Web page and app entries
-=-=-=-=-

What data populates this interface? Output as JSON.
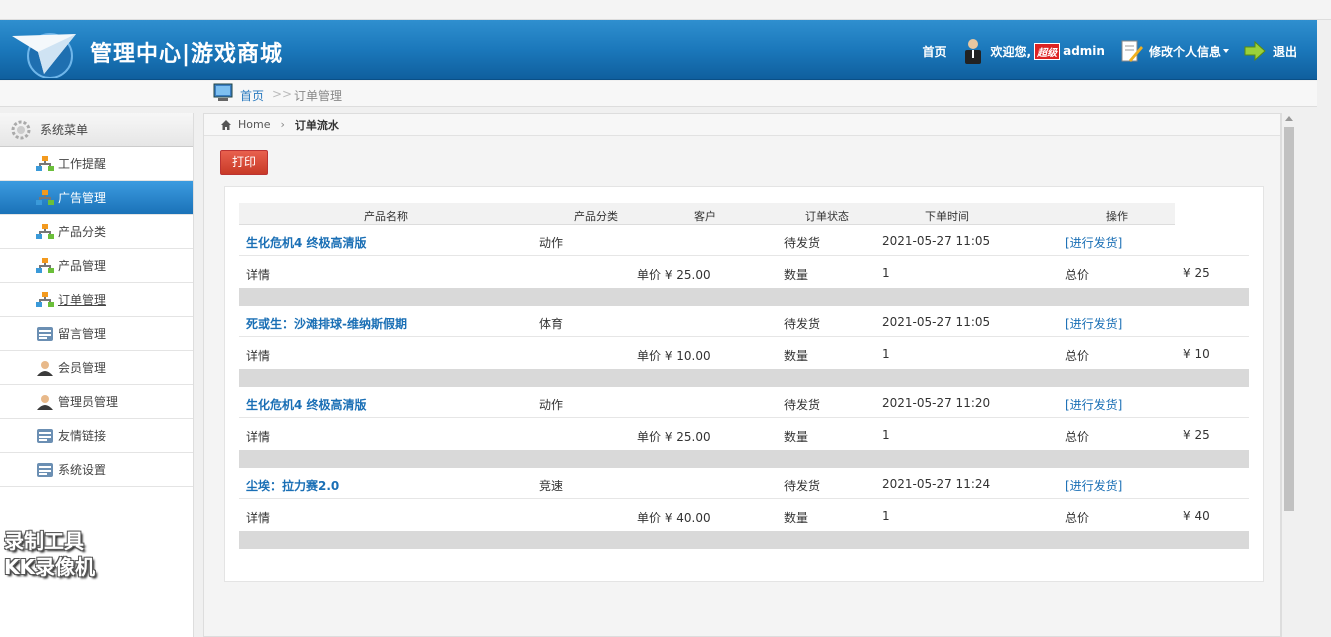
{
  "header": {
    "title": "管理中心|游戏商城",
    "home": "首页",
    "welcome": "欢迎您,",
    "role_badge": "超级",
    "username": "admin",
    "edit_profile": "修改个人信息",
    "logout": "退出"
  },
  "breadcrumb_top": {
    "home": "首页",
    "sep": ">>",
    "current": "订单管理"
  },
  "sidebar": {
    "title": "系统菜单",
    "items": [
      {
        "label": "工作提醒",
        "icon": "tree-icon"
      },
      {
        "label": "广告管理",
        "icon": "tree-icon"
      },
      {
        "label": "产品分类",
        "icon": "tree-icon"
      },
      {
        "label": "产品管理",
        "icon": "tree-icon"
      },
      {
        "label": "订单管理",
        "icon": "tree-icon"
      },
      {
        "label": "留言管理",
        "icon": "list-icon"
      },
      {
        "label": "会员管理",
        "icon": "user-icon"
      },
      {
        "label": "管理员管理",
        "icon": "user-icon"
      },
      {
        "label": "友情链接",
        "icon": "list-icon"
      },
      {
        "label": "系统设置",
        "icon": "list-icon"
      }
    ]
  },
  "watermark": {
    "line1": "录制工具",
    "line2": "KK录像机"
  },
  "content": {
    "crumb_home": "Home",
    "crumb_current": "订单流水",
    "print": "打印",
    "columns": [
      "产品名称",
      "产品分类",
      "客户",
      "订单状态",
      "下单时间",
      "操作"
    ],
    "orders": [
      {
        "name": "生化危机4 终极高清版",
        "category": "动作",
        "status": "待发货",
        "time": "2021-05-27 11:05",
        "action": "[进行发货]",
        "detail": "详情",
        "unit_price": "单价 ¥ 25.00",
        "qty_label": "数量",
        "qty": "1",
        "total_label": "总价",
        "total": "¥ 25"
      },
      {
        "name": "死或生：沙滩排球-维纳斯假期",
        "category": "体育",
        "status": "待发货",
        "time": "2021-05-27 11:05",
        "action": "[进行发货]",
        "detail": "详情",
        "unit_price": "单价 ¥ 10.00",
        "qty_label": "数量",
        "qty": "1",
        "total_label": "总价",
        "total": "¥ 10"
      },
      {
        "name": "生化危机4 终极高清版",
        "category": "动作",
        "status": "待发货",
        "time": "2021-05-27 11:20",
        "action": "[进行发货]",
        "detail": "详情",
        "unit_price": "单价 ¥ 25.00",
        "qty_label": "数量",
        "qty": "1",
        "total_label": "总价",
        "total": "¥ 25"
      },
      {
        "name": "尘埃：拉力赛2.0",
        "category": "竞速",
        "status": "待发货",
        "time": "2021-05-27 11:24",
        "action": "[进行发货]",
        "detail": "详情",
        "unit_price": "单价 ¥ 40.00",
        "qty_label": "数量",
        "qty": "1",
        "total_label": "总价",
        "total": "¥ 40"
      }
    ]
  }
}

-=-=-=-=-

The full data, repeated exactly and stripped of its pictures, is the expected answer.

What data populates this interface? Output as JSON.
{
  "header": {
    "title": "管理中心|游戏商城",
    "home": "首页",
    "welcome": "欢迎您,",
    "role_badge": "超级",
    "username": "admin",
    "edit_profile": "修改个人信息",
    "logout": "退出"
  },
  "breadcrumb_top": {
    "home": "首页",
    "sep": ">>",
    "current": "订单管理"
  },
  "sidebar": {
    "title": "系统菜单",
    "items": [
      {
        "label": "工作提醒",
        "icon": "tree-icon"
      },
      {
        "label": "广告管理",
        "icon": "tree-icon"
      },
      {
        "label": "产品分类",
        "icon": "tree-icon"
      },
      {
        "label": "产品管理",
        "icon": "tree-icon"
      },
      {
        "label": "订单管理",
        "icon": "tree-icon"
      },
      {
        "label": "留言管理",
        "icon": "list-icon"
      },
      {
        "label": "会员管理",
        "icon": "user-icon"
      },
      {
        "label": "管理员管理",
        "icon": "user-icon"
      },
      {
        "label": "友情链接",
        "icon": "list-icon"
      },
      {
        "label": "系统设置",
        "icon": "list-icon"
      }
    ]
  },
  "watermark": {
    "line1": "录制工具",
    "line2": "KK录像机"
  },
  "content": {
    "crumb_home": "Home",
    "crumb_current": "订单流水",
    "print": "打印",
    "columns": [
      "产品名称",
      "产品分类",
      "客户",
      "订单状态",
      "下单时间",
      "操作"
    ],
    "orders": [
      {
        "name": "生化危机4 终极高清版",
        "category": "动作",
        "status": "待发货",
        "time": "2021-05-27 11:05",
        "action": "[进行发货]",
        "detail": "详情",
        "unit_price": "单价 ¥ 25.00",
        "qty_label": "数量",
        "qty": "1",
        "total_label": "总价",
        "total": "¥ 25"
      },
      {
        "name": "死或生：沙滩排球-维纳斯假期",
        "category": "体育",
        "status": "待发货",
        "time": "2021-05-27 11:05",
        "action": "[进行发货]",
        "detail": "详情",
        "unit_price": "单价 ¥ 10.00",
        "qty_label": "数量",
        "qty": "1",
        "total_label": "总价",
        "total": "¥ 10"
      },
      {
        "name": "生化危机4 终极高清版",
        "category": "动作",
        "status": "待发货",
        "time": "2021-05-27 11:20",
        "action": "[进行发货]",
        "detail": "详情",
        "unit_price": "单价 ¥ 25.00",
        "qty_label": "数量",
        "qty": "1",
        "total_label": "总价",
        "total": "¥ 25"
      },
      {
        "name": "尘埃：拉力赛2.0",
        "category": "竞速",
        "status": "待发货",
        "time": "2021-05-27 11:24",
        "action": "[进行发货]",
        "detail": "详情",
        "unit_price": "单价 ¥ 40.00",
        "qty_label": "数量",
        "qty": "1",
        "total_label": "总价",
        "total": "¥ 40"
      }
    ]
  }
}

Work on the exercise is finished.